##Removed: Orosei’s Mustache (the artifact that transformed creatures on the board into random creatures) and Noodle Bowl (the artifact that summoned a 4/4 triton warrior on a random space for each player).
From the moment we implemented it, we were pretty sure we’d end up removing the Mustache. While it can create some awesome moments, it has a serious issue: there’s no reasonable way to play around it. Sometimes the person playing lots of creatures out gets a benefit, sometimes they get penalized. The best you can do is to play as many cheap creatures out as possible, which walks right into another artifact of the same rarity (Garudan’s Scale). Playing around uncertainties only works when you can reasonably make a correct decision. In a hand of poker, you can play the odds. With a slot machine like Orosei’s Mustache you really can’t.
Playing the odds is difficult if two artifacts at the same rarirty encourage the exact opposite gameplay. The Mustache was even more severe, it was a single artifact that sometimes rewarded playing a certain way and sometimes punished the exact same thing. It also drastically increased the short term board complexity (slowing everything down as players adjust to all the new creatures). It had to go.
Noodle Bowl was a card that looked innocent at first, but proved to produce way more negative moments than positive ones. Not only was it very possible to have the artifact come up when you had no empty lands (meaning only your opponent would get a free 4/4 jump), but the random positioning often meant a spike in short term board complexity as well as being swingy in how it affected the game. The card also didn’t have any compelling effect on variety in the gameplay, it was usually just one more thing to keep track of. It’s outta here.

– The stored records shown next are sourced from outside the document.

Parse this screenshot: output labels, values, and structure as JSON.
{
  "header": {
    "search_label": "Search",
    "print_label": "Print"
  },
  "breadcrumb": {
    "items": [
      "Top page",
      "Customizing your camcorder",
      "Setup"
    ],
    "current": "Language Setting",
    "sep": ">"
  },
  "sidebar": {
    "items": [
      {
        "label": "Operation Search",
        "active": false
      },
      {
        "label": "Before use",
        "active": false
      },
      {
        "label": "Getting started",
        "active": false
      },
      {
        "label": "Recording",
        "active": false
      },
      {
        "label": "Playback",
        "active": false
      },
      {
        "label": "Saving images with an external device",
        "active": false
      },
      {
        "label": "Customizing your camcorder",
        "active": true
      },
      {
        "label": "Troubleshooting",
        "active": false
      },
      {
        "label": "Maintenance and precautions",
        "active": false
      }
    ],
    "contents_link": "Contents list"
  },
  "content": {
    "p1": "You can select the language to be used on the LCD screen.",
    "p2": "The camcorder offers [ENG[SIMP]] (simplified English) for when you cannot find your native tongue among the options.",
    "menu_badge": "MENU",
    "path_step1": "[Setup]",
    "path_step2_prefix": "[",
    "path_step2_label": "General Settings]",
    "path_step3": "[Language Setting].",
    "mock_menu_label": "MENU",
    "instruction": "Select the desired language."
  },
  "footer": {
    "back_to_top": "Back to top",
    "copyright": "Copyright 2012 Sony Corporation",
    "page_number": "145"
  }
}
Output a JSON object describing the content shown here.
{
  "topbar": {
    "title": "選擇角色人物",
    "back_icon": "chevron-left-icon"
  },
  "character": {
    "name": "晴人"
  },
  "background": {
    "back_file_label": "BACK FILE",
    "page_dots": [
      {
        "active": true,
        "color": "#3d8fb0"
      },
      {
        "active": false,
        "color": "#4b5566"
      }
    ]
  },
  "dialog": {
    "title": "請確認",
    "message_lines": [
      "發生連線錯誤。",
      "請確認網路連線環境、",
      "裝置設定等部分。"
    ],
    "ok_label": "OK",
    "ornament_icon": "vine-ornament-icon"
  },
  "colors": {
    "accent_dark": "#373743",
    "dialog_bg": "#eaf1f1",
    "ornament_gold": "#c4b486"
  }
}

##Added: Necklace of the Damned: Add a 1f Plague Bearer to each player’s hand.
Necklace of the Damned is an experiment in contrast to Garudan’s Scale. We like the possibility of artifacts clearing the board, as board clears can clean up cuttered games and allow a player to come from behind (also encouraging players with a board advantage to try and push the game to a conclusion before something bad happens). We’ve decided to try an artifact at the same rarity which works in a very different way, with a lot more ‘warning’. The contrast between the Necklace and the Scale in the game should give us a better idea of the best use of this design space.
Now deals 2 damage instead of 3.
We’ve decided to reduce the impact of Garudan’s scale from 3 damage to 2. This should substantially increase the “safety” threshold of the card, making it more possible to play and draft around it. It also makes it easier to compare to the Necklace of the Damned for the sake of the experiment.
Many people have noted that Garudan’s Scale disproportionately affects board-control strategies in pandora. This is intentional. Pandora makes it a lot easier to draft slower two-color decks than lean and mean aggressive one (the best of which are normally just one color). This can seriously hurt the format’s diversity. When possible, we like to design artifacts that threaten to tilt things back to balance. While Garudan’s Scale appears infrequently, the threat of it alone helps push things back toward equality.
##Echo (Created by the Conch Horn artifact) and Charge (Created by the Jeweled Boots artifact)
Costs 1f more
We’re not huge fans of artifacts that give 0 cost events. There’s always an impulse to use them right away that seems to constantly nettle at our brains. They also feel too “free”, like it’s not even a decision to play them or not. While both designs were made to be ones you’d want to think about saving based on the situation, we’ve decided to add a 1 faeria cost to each of them in order to make them feel more like tools you should try to get maximum value out of rather than fire-and-forget effects.
##That’s All Folks!
Whew, congratulations for making it to the end of another wall of dev commentary.
See you in the game.